In Nairobi many are starting to blame governor Evans Kidero’s administration for poor enforcement of building codes. “This is just another serious tragedy to occur in Nairobi because of failure by the city inspectorate engineers to demolish sub-standard buildings which are risky to people,” said senator Mike Sonko, who will challenge Kidero in next year’s elections for governor. “We want the governor to take responsibility over the laxity of the department which should assure people of their safety.”

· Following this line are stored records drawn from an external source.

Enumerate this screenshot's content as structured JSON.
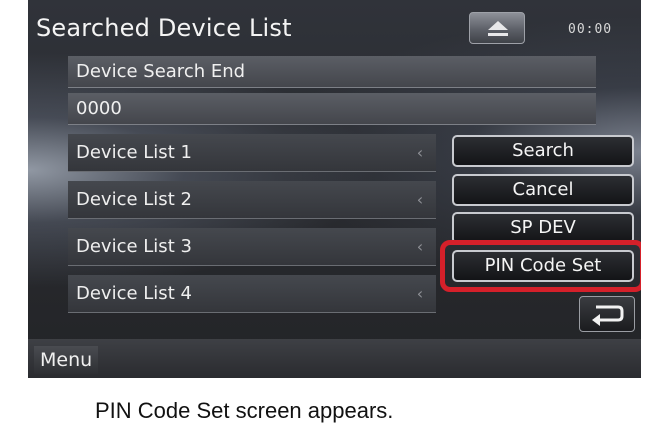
{
  "screen": {
    "title": "Searched Device List",
    "clock": "00:00",
    "eject_icon": "eject-icon",
    "status_text": "Device Search End",
    "pin_value": "0000"
  },
  "device_list": {
    "items": [
      {
        "label": "Device List 1"
      },
      {
        "label": "Device List 2"
      },
      {
        "label": "Device List 3"
      },
      {
        "label": "Device List 4"
      }
    ],
    "chevron": "‹"
  },
  "buttons": {
    "search": "Search",
    "cancel": "Cancel",
    "sp_dev": "SP DEV",
    "pin_code_set": "PIN Code Set"
  },
  "highlight_color": "#d5202a",
  "back_icon": "return-arrow-icon",
  "bottom_bar": {
    "menu_label": "Menu"
  },
  "caption": "PIN Code Set screen appears."
}
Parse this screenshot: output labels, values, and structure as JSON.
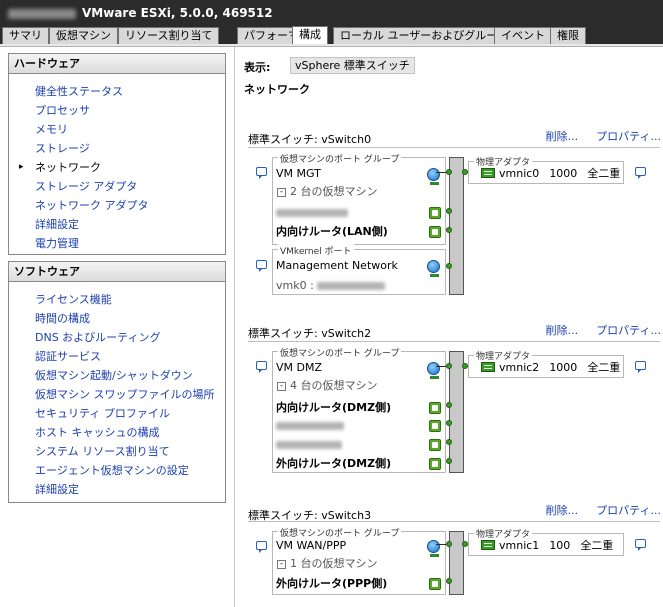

Kidero has in turn blamed the public for littering and clogging the drainage system—perhaps not the most politically astute move. ”Indiscriminate disposal of solid waste consisting of excavated soils, construction debris, and garbage onto water courses, road reserves, and sewerage system [is] restricting the proper functioning of the system,” he said yesterday.

Kidero has also admitted that corruption contributes to poorly constructed buildings in the capital. Officials have accused the city’s building inspectors of accepting bribes from real estate developers trying to bypass safety requirements to minimize costs.

Image for article titled Nairobi’s governor says the public is also to blame for the city’s deadly floods
Image: Twitter/KideroEvans

Kenyans have responded:

Similar criticisms were made around this time last year when the city’s drainage system was overwhelmed by rains, but little appears to have been done since then to update the drainage system or reduce public littering.

Kenya continues to deal with the aftermath of the recent downpours. More than 800 people have been displaced because of the rains that meteorologists predict will last through June as part of the rainy season.

Early this morning (May 3), a one-year-old girl was rescued from the rubble of a collapsed six-story building in Nairobi, four days after it crumbled under heavy rains on April 29. Hopes had faded as rescue efforts yesterday yielded only more bodies in the Huruma neighborhood, a poorer area in northeastern Nairobi.